#### Assignment:
How many of the lines below hold the word "this"? Answer only with the number.

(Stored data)
○ ○ ○

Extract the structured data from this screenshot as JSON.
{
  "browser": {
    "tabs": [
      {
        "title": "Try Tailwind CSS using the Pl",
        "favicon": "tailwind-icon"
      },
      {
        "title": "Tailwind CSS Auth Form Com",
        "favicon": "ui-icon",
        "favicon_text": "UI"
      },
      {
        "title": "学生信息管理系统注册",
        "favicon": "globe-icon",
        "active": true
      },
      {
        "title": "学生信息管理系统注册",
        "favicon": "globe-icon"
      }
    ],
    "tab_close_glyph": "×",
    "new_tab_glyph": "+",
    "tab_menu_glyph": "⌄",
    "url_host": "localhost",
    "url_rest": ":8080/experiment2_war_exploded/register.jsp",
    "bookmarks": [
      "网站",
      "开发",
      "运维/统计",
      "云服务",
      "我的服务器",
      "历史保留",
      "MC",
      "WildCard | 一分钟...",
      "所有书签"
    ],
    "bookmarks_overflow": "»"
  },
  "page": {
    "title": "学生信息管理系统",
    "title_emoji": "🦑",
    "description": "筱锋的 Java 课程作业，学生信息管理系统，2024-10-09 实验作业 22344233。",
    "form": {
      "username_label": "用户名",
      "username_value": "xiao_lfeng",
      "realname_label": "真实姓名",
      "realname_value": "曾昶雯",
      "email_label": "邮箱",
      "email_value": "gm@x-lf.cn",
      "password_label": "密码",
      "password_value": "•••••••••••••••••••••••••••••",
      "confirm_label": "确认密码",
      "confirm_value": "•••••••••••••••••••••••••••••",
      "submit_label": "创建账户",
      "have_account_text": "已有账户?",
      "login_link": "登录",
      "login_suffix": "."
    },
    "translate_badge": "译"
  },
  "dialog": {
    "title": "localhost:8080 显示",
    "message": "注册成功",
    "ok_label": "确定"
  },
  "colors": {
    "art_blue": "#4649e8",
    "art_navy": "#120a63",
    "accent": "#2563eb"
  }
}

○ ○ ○

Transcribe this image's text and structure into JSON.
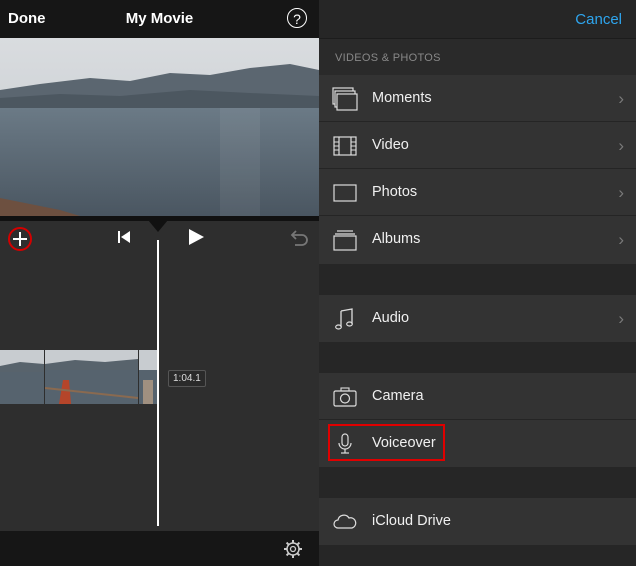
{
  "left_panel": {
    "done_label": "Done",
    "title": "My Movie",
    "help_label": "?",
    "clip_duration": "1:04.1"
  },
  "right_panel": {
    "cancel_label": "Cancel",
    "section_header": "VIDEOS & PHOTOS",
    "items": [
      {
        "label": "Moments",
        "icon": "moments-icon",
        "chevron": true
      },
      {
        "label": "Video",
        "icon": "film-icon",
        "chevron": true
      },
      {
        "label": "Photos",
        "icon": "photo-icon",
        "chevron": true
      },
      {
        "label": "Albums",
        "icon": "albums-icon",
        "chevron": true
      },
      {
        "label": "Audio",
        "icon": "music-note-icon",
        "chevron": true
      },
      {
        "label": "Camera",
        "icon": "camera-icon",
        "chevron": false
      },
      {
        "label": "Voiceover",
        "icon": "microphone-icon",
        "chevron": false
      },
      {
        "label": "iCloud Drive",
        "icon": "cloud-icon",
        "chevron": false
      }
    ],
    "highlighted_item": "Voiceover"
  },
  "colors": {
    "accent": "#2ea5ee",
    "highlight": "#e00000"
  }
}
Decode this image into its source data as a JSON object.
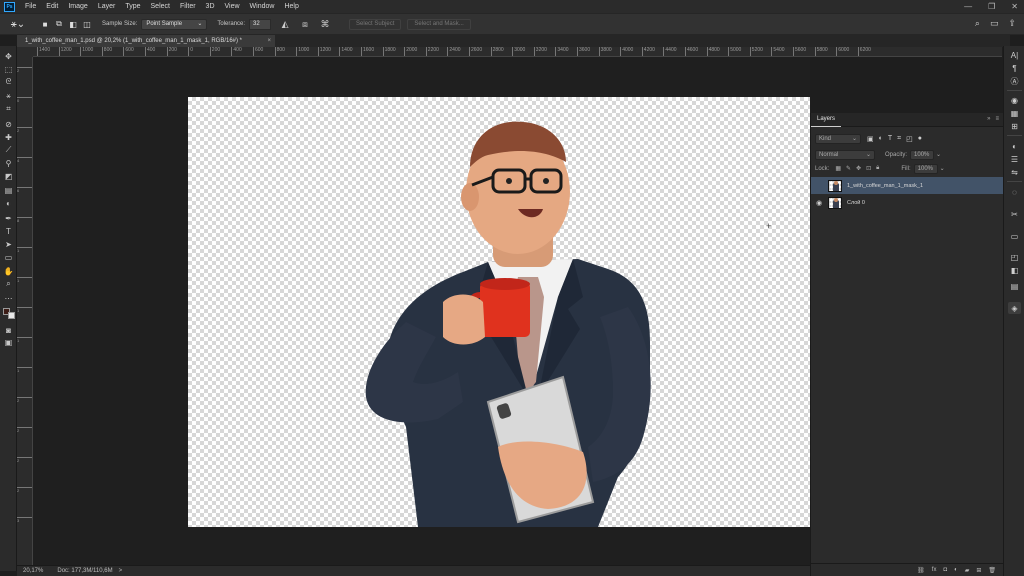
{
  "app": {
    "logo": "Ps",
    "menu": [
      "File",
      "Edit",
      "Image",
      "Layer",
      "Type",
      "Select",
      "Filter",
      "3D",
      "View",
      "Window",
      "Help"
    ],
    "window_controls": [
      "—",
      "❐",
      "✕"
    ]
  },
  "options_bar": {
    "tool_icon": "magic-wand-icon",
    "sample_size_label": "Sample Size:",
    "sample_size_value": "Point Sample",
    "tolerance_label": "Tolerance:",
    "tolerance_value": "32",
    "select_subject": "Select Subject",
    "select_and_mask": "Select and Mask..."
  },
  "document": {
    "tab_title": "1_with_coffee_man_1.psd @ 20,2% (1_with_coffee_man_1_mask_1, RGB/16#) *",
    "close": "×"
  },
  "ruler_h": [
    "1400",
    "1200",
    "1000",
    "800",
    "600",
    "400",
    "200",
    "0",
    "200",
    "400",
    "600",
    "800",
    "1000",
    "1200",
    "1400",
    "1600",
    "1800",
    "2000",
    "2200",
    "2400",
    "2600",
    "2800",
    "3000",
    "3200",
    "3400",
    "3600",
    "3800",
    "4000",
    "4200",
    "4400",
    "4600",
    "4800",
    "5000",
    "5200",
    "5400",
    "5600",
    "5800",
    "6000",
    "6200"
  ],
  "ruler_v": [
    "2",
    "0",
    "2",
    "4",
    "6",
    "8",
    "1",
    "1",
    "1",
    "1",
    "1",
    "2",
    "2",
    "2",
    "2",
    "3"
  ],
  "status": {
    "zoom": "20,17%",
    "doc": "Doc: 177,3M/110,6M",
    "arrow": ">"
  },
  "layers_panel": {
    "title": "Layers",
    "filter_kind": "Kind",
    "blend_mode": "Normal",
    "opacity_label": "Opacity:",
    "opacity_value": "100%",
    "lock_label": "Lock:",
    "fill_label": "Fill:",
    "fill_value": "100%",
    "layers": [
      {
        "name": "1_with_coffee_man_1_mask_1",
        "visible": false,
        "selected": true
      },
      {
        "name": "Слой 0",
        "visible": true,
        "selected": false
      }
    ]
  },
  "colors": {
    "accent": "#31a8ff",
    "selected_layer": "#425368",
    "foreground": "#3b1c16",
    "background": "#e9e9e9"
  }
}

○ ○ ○

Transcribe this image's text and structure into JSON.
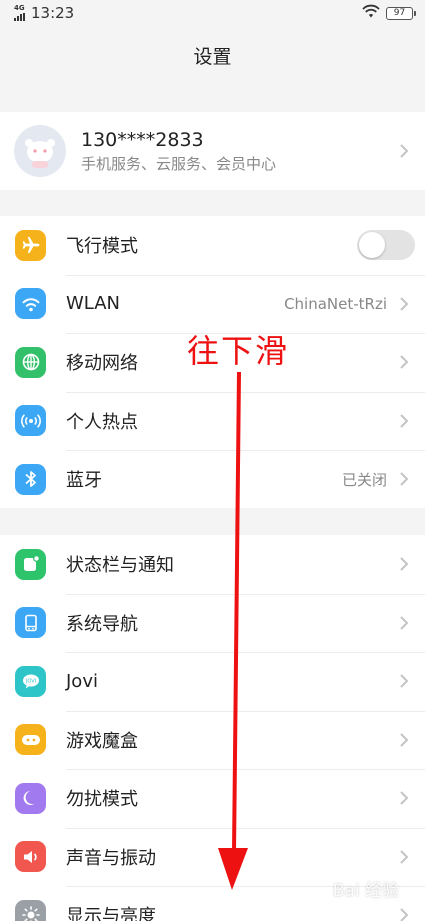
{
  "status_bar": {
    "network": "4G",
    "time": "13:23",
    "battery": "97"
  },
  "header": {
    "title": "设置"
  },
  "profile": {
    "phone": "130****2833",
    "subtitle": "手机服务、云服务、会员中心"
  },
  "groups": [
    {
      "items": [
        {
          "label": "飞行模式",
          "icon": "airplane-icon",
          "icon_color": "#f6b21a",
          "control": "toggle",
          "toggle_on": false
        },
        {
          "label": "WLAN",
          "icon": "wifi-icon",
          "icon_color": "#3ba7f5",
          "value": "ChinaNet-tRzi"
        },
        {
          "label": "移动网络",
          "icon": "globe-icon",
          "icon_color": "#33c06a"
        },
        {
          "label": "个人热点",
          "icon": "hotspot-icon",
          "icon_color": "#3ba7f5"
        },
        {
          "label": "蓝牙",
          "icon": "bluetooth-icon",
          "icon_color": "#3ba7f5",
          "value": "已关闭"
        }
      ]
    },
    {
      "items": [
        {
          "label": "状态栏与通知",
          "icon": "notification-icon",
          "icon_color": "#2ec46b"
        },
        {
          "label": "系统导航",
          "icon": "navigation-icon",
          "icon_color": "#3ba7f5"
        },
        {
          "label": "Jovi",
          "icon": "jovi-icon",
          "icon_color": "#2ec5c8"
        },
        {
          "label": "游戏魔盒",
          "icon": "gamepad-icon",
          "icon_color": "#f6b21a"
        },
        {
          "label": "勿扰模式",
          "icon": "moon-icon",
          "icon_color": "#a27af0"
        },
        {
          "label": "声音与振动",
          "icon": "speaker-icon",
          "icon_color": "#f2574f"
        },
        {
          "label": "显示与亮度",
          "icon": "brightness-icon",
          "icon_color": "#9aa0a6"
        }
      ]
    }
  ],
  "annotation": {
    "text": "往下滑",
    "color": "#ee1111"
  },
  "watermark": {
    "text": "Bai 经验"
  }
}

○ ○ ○

#### Solved problem:
4